29 June 2012 Congratulations to New ICFO PhD graduate

Dr. Florian Wolfgramm


Thesis Committee

Dr. Florian Wolfgramm graduated with a thesis on Atomic Quantum Metrology Dr. Florian Wolfgramm received a Diplom in Physics from the Freie Universität Berlin (Germany). He joined ICFO in 2007 and worked in the group led by Prof. Morgan Mitchell in projects related to advanced high-coherence quantum light sources. .

Dr. Wolfgramm presented a thesis titled \'Atomic Quantum Metrology with Narrowband Entangled and Squeezed States of Light\'. His thesis was supervised by ICFO group leader and ICREA Prof. Morgan Mitchell..

ABSTRACT:

The use of light, especially of laser light, is in many cases the most sensitive way to perform measurements. However, the highest sensitivity that can be achieved with laser light as probe is bounded by the standard quantum limit (SQL). As many instruments are approaching this fundamental limit, it becomes crucial to explore ways to overcome the SQL. Quantum metrology offers the possibilities to increase the sensitivities of the most accurate measurements beyond the SQL by using photonic quantum states of light as a tool. Two well-known classes of quantum states that provide a metrological advantage and break the SQL are squeezed states and a certain class of entangled states, called NOON states. While it is of special interest to apply these quantum states to atomic systems, such as atomic vapors, this requires quantum states of the highest quality in terms of purity, fidelity, brightness, and indistinguishability. Most importantly, for the probing of atomic systems, the quantum states need to be extremely narrowband to match the atomic linewidths. As NOON states are usually generated in a broadband spontaneous parametric down-conversion (SPDC) process, they are not compatible with narrowband atomic resonances.
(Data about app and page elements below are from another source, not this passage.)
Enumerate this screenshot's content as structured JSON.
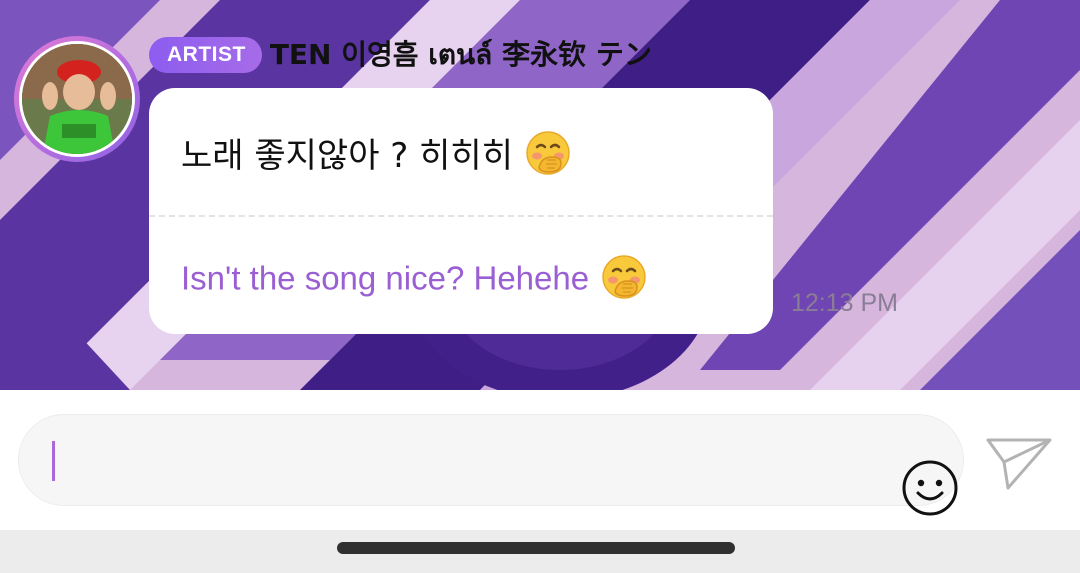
{
  "sender": {
    "badge": "ARTIST",
    "name": "TEN 이영흠 เตนล์ 李永钦 テン"
  },
  "message": {
    "original": "노래 좋지않아 ? 히히히",
    "translation": "Isn't the song nice? Hehehe",
    "emoji": "hand-over-mouth-emoji",
    "time": "12:13 PM"
  },
  "composer": {
    "input_value": "",
    "emoji_button_icon": "smiley-icon",
    "send_button_icon": "send-icon"
  },
  "colors": {
    "badge": "#8d5df0",
    "translation": "#9a5fd3",
    "bubble": "#ffffff",
    "bg_light": "#e0c7eb",
    "bg_dark": "#4a2890"
  }
}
The goal of this thesis was the generation of suitable narrowband entangled and squeezed quantum states of light and their application to atomic systems. To increase the rate of atom-resonant SPDC photons by orders of magnitude, we used a cavity-enhanced setup. Polarization-squeezed states and polarization-entangled NOON states were created. The spectral brightness of the generated NOON states is one of the highest of pairs of indistinguishable photons reported so far. The photon pairs were carefully characterized by full quantum state tomography showing high fidelities with a perfect NOON state. After filtering the photon source output by a novel filter based on the “interaction-free measurement” scheme, a cross-correlation measurement demonstrated its potential as a narrowband heralded single-photon source, needed for example in quantum information. To apply these states in a quantum metrology scheme and to show the metrological advantage, we chose an atomic magnetometer as a model system. The assembled shot-noise-limited magnetometer is based on the Faraday effect in a vapor of hot rubidium atoms. It could be demonstrated that both quantum states perform better in the magnetometer application than any classical state, i.e., they break the SQL. In the case of NOON states, this is the first use of multi-photon coherence in an atomic experiment. In addition to applications in quantum metrology, the presented techniques of quantum-light generation and filtering are also directly applicable to quantum information tasks, especially to the use in quantum memories.


THESIS COMMITTEE

President: Prof.Christian Kurtsiefer, Centre for Quantum Technologies, National University of Singapore, SINGAPORE

Secretary: Prof. Juan Pérez Torres, Professor ICFO / UPC, ICFO-Institute of Photonic Sciences, SPAIN

Vocal: Prof. Fabio Sciarrino, Università Degli Studi di Roma ‘La Sapienza’. ITALY

Back